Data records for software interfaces
========

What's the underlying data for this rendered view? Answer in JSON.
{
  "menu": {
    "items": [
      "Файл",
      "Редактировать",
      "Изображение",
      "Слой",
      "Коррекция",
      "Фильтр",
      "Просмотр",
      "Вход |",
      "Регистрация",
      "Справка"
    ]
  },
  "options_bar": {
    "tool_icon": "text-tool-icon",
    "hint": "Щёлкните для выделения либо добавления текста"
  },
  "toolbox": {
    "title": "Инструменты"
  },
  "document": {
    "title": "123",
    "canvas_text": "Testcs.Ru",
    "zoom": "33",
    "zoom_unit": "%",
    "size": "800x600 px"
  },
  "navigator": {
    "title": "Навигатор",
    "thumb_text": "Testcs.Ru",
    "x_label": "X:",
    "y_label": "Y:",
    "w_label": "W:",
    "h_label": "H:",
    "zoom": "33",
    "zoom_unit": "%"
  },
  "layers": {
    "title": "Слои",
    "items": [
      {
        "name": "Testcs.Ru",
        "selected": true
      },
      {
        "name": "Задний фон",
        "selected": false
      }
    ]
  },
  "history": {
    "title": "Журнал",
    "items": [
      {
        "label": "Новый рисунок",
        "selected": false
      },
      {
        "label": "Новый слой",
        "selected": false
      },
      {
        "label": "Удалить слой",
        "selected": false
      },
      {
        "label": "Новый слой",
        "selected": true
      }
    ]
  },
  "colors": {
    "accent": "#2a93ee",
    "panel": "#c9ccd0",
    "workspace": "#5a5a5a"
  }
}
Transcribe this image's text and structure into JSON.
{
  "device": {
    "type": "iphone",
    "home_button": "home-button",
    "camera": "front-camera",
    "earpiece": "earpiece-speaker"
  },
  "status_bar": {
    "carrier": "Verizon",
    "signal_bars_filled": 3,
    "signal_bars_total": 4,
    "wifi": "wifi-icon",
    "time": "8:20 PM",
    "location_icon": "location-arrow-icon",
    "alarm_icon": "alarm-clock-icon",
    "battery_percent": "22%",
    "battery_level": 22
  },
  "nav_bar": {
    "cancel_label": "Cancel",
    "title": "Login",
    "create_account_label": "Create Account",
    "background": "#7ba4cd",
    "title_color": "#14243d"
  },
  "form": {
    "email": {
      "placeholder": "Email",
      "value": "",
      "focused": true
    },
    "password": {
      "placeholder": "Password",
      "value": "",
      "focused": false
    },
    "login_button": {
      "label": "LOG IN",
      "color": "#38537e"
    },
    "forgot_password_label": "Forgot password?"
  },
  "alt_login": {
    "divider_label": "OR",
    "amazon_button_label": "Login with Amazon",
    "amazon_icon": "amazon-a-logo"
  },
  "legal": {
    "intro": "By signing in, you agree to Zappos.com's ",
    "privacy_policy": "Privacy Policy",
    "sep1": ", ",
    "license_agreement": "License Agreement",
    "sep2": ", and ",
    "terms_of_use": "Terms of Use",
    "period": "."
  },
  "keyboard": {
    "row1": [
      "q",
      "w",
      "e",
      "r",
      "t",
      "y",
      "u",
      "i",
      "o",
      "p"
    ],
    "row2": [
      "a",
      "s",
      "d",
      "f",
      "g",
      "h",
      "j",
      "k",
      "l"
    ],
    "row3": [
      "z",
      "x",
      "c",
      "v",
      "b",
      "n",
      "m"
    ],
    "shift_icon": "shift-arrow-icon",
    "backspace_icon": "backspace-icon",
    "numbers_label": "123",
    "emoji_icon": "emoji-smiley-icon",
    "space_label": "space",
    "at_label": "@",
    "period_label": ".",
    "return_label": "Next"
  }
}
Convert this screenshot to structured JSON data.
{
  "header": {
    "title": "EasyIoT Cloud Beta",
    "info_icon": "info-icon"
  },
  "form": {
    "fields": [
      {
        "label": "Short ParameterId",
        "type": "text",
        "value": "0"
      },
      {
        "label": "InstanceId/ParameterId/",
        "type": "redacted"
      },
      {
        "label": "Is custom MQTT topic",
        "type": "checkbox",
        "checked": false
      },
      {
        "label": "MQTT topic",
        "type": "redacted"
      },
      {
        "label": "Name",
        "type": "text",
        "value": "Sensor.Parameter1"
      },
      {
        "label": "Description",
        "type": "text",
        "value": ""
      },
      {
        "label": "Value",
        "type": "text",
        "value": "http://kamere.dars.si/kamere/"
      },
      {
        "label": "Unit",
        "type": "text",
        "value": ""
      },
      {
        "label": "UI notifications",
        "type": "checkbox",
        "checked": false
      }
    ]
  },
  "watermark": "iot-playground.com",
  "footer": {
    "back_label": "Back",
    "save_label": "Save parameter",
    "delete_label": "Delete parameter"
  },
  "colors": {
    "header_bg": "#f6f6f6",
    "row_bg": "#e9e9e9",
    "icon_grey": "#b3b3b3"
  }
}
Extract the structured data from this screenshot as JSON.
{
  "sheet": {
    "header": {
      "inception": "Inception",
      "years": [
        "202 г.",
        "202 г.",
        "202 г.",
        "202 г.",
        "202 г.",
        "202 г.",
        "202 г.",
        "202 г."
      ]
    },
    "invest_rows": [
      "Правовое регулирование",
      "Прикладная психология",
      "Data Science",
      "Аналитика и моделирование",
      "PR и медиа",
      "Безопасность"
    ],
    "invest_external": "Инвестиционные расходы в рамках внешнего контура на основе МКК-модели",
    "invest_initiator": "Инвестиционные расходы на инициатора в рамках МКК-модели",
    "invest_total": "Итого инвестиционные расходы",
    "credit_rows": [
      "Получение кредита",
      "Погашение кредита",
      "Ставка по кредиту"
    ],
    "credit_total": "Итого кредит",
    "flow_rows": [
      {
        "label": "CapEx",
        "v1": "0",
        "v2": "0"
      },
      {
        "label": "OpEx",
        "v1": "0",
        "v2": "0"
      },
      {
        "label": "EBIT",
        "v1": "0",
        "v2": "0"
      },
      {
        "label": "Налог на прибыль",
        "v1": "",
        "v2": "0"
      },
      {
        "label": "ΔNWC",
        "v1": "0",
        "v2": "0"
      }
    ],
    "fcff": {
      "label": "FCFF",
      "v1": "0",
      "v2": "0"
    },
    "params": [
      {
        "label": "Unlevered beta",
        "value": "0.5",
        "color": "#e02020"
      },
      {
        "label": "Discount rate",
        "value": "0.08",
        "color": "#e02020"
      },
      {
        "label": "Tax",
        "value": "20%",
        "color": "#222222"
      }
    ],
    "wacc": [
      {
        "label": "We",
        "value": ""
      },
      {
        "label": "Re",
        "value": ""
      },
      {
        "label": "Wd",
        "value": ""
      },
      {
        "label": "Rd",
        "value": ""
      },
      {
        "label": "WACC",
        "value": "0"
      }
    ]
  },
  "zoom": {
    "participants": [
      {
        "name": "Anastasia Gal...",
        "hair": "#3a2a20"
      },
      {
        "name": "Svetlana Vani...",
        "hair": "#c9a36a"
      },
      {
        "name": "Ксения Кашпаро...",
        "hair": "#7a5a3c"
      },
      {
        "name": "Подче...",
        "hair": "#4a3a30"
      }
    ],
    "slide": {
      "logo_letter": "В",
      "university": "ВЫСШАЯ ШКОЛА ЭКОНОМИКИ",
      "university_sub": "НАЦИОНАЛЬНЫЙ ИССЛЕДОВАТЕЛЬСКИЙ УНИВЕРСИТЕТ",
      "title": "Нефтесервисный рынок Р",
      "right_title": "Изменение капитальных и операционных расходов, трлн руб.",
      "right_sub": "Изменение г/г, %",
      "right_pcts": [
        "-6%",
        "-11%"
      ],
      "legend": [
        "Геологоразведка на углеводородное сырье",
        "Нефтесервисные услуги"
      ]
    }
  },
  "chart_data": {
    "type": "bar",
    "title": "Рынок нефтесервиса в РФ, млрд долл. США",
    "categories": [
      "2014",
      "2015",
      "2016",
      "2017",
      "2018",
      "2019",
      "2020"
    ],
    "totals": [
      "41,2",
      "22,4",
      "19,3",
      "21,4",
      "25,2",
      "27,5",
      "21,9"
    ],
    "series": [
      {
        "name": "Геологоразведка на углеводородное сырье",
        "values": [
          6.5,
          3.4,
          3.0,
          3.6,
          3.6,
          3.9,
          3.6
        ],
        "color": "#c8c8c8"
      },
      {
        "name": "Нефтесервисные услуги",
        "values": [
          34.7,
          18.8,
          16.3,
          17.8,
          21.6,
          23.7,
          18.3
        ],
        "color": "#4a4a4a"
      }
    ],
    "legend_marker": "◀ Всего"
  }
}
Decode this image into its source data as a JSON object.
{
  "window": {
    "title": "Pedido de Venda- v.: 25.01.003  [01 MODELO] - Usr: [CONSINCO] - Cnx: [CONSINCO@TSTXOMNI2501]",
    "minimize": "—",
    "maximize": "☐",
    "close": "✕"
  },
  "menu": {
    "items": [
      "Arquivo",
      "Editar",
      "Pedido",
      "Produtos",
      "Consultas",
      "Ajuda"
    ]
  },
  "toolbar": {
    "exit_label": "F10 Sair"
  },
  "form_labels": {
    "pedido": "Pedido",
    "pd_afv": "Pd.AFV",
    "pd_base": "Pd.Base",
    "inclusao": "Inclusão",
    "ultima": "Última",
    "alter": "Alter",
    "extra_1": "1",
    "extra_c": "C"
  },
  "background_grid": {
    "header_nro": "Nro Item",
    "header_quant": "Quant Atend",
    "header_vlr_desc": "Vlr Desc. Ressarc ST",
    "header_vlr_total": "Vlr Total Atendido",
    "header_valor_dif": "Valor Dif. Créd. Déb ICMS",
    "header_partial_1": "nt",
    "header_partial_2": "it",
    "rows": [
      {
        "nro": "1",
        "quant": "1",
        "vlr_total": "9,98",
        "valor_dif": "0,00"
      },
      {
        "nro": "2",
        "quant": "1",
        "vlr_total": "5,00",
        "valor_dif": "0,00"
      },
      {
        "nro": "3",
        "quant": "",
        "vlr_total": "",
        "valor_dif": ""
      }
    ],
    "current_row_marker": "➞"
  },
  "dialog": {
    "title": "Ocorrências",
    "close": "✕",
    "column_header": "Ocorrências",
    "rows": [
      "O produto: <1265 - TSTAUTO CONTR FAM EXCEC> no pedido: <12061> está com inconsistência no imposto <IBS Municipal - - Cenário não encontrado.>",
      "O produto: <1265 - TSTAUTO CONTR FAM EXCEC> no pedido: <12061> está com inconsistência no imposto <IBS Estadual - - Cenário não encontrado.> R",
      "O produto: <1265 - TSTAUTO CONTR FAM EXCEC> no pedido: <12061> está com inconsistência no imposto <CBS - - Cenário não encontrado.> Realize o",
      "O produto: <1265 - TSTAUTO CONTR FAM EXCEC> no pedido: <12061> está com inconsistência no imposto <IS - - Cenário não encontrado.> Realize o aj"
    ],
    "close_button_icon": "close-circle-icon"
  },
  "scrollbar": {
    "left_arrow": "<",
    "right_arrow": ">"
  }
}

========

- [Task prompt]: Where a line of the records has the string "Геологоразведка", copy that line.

- [Answer for the task]:
        "Геологоразведка на углеводородное сырье",
        "name": "Геологоразведка на углеводородное сырье",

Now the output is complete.